TASK PROMPT:
Every line in the data below that holds "this" should be found and copied.
RECORDS PROVIDED START
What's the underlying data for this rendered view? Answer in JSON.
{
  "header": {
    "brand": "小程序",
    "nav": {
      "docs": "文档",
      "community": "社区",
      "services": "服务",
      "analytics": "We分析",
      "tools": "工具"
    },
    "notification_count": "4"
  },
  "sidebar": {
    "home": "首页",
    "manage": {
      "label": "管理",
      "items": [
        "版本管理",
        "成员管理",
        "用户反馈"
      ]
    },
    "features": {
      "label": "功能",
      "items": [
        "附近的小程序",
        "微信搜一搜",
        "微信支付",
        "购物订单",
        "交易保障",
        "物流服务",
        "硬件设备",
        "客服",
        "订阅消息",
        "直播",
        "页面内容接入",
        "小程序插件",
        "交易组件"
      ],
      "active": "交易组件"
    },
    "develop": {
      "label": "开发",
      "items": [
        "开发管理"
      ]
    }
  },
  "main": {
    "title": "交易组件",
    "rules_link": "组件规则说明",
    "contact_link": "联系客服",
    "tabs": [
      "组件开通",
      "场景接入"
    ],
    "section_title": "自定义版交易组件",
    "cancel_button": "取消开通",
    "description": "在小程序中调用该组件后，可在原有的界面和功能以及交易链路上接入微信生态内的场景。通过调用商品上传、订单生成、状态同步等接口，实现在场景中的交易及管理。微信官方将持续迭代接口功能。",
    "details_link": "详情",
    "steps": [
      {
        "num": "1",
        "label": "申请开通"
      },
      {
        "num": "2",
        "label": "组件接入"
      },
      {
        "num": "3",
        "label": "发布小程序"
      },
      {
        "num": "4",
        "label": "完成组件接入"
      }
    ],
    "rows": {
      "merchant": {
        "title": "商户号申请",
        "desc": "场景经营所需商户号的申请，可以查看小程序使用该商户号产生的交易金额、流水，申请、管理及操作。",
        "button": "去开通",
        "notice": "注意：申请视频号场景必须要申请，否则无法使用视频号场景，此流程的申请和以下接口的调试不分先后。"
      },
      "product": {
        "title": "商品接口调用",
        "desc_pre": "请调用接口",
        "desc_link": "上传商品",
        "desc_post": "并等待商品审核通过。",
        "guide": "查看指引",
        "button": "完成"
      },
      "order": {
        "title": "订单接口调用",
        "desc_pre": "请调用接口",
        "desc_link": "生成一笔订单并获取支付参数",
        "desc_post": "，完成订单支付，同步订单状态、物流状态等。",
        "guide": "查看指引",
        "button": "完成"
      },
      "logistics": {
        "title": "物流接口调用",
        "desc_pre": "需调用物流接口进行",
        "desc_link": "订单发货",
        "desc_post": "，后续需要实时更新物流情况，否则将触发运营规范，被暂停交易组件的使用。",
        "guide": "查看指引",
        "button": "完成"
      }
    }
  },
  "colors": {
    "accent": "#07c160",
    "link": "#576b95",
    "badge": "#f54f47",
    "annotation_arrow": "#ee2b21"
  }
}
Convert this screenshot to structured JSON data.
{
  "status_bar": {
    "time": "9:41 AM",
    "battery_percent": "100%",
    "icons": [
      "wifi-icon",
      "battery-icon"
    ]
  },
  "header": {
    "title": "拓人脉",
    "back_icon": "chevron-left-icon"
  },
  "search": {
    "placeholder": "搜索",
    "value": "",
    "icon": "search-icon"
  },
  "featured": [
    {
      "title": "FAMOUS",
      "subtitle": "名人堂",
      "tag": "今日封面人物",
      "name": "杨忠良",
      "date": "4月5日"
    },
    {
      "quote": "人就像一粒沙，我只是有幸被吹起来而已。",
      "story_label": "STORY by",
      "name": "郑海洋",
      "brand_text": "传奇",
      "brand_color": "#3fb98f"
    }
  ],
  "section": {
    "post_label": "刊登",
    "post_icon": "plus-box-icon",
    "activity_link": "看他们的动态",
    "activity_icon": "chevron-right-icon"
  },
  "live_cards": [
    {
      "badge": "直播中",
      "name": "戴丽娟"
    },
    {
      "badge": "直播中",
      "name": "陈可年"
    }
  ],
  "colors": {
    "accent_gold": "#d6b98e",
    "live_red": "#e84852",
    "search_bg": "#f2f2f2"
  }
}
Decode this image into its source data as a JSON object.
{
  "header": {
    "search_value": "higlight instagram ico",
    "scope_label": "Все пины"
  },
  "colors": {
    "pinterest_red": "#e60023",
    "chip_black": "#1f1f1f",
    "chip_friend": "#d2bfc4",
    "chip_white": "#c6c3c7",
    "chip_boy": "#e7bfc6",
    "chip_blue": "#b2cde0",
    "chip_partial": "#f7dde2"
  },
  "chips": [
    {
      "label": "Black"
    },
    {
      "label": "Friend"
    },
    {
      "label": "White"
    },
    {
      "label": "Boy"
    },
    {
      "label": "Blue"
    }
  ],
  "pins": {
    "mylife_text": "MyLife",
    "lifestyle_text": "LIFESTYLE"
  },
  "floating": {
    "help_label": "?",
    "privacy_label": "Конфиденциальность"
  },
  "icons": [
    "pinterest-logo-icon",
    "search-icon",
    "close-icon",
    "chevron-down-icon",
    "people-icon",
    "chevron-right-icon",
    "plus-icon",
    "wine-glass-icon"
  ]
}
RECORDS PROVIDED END
SOLVED EXERCISE:
What's the underlying data for this rendered view? Answer in JSON.
Convert this screenshot to structured JSON data.
Decode this image into its source data as a JSON object.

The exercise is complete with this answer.